My opinion on the program is torn. On the one hand, I can see its various advantages. Even before it was chic, I’ve always been a believer in the importance of getting a good mpg. Perhaps that’s because my mother always computed it when I was a kid. I think it’s better for the customer and the world–a win-win.
That part of me sees this as a good thing, as encouraging people to buy something with halfway decent mpg. It’s even a good PF decision if you buy a car like a Civic, which has an excellent mpg and will last for a long time.
Also, it’s making buying a new car a better deal. The biggest reason not to buy cars new is that they’ll depreciate in value as soon as you drive them off the lot. If you’ve got the $4,500 rebate (for 10mpg or more improvement), then you’re a little less likely to go underwater on your purchase. Combine that with some previous savings and the value of your trade-in and you might not be underwater at all.
Buying new doesn’t give you a huge advantage, but it gives you a little longer to drive that car into the ground, right?
On the other hand, I see many things which make me less than enthusiastic about CARS.

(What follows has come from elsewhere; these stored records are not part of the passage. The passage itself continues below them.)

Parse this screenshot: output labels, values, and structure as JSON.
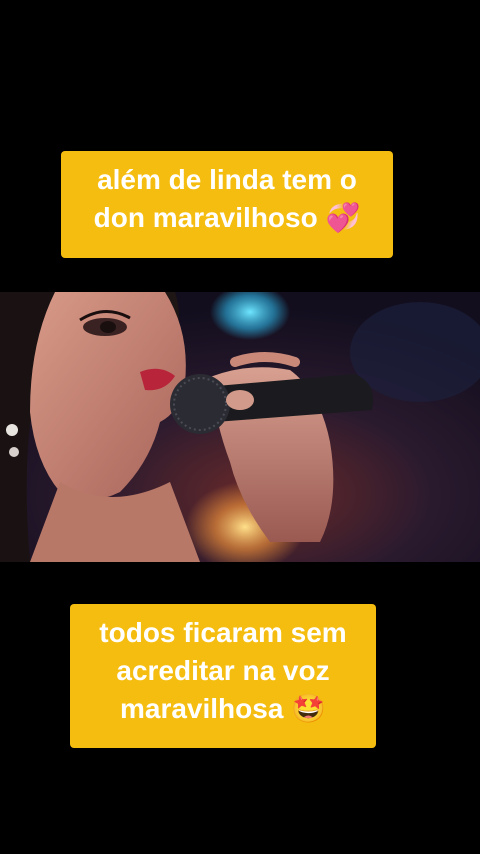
{
  "captions": {
    "top": {
      "line1": "além de linda tem o",
      "line2": "don maravilhoso 💞"
    },
    "bottom": {
      "line1": "todos ficaram sem",
      "line2": "acreditar na voz",
      "line3": "maravilhosa 🤩"
    }
  },
  "colors": {
    "caption_bg": "#f5bd0f",
    "caption_text": "#ffffff",
    "background": "#000000"
  }
}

First, there’s the problem of having to buy a new car. I mean, the program wouldn’t be there if the government weren’t trying to stimulate the economy. So it makes sense that they want the new cars to move. And, as I said above, getting money off the cost makes it less of a bad financial decision.

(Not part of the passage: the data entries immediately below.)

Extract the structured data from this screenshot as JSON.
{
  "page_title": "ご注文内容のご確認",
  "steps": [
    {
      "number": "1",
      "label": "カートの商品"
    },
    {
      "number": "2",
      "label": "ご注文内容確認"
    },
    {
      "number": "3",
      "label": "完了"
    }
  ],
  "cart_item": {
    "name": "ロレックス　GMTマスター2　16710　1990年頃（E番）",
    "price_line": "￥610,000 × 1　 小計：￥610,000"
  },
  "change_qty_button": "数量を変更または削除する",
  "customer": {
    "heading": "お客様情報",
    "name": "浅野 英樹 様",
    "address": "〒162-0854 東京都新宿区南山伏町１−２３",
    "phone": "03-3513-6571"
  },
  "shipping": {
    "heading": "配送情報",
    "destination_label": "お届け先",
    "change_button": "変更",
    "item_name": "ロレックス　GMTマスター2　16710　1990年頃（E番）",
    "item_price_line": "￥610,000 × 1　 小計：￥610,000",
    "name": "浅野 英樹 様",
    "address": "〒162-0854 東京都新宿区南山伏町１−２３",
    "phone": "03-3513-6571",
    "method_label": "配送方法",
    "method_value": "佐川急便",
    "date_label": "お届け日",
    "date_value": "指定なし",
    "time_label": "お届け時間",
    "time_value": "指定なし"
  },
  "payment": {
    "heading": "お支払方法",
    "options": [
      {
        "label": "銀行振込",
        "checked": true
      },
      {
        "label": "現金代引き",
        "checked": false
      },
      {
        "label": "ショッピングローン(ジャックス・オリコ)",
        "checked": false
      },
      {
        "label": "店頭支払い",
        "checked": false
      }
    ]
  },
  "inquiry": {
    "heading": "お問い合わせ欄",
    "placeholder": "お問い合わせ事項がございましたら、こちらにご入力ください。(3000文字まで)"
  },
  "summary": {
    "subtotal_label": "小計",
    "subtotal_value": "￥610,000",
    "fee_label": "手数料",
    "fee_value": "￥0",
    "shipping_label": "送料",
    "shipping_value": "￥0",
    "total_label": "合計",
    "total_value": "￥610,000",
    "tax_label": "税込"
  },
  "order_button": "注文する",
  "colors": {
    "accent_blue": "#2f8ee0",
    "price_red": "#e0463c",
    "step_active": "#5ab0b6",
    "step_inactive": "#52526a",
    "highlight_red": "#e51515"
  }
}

Yet as someone who espouses getting the best value, I can’t feel comfortable about buying new cars when one can get a used car at a much better value. I worry that some people will buy new cars when they simply can’t afford it. Even if it’s not as good for the environment, driving a gas guzzling beater may still be better for your wallet.
Second, there’s the government. It makes sense for me when the government gives incentives for people to do certain things. We wouldn’t have tax-deferred retirement acccounts like IRAs and 401(k)s if the government wasn’t willing to forego income taxes either before or after we put the money away for retirement. This retirement incentive is supposed to help people save more and be less of a burden on society after they retire.
There are other incentives which sit pretty well with me. This one just doesn’t. It seems to me like the sort of thing that car companies should be doing themselves.
Then I remember that the government kinda owns the car companies and I go sit and cry in the corner. There are some things that make even a liberal think the government is overreaching.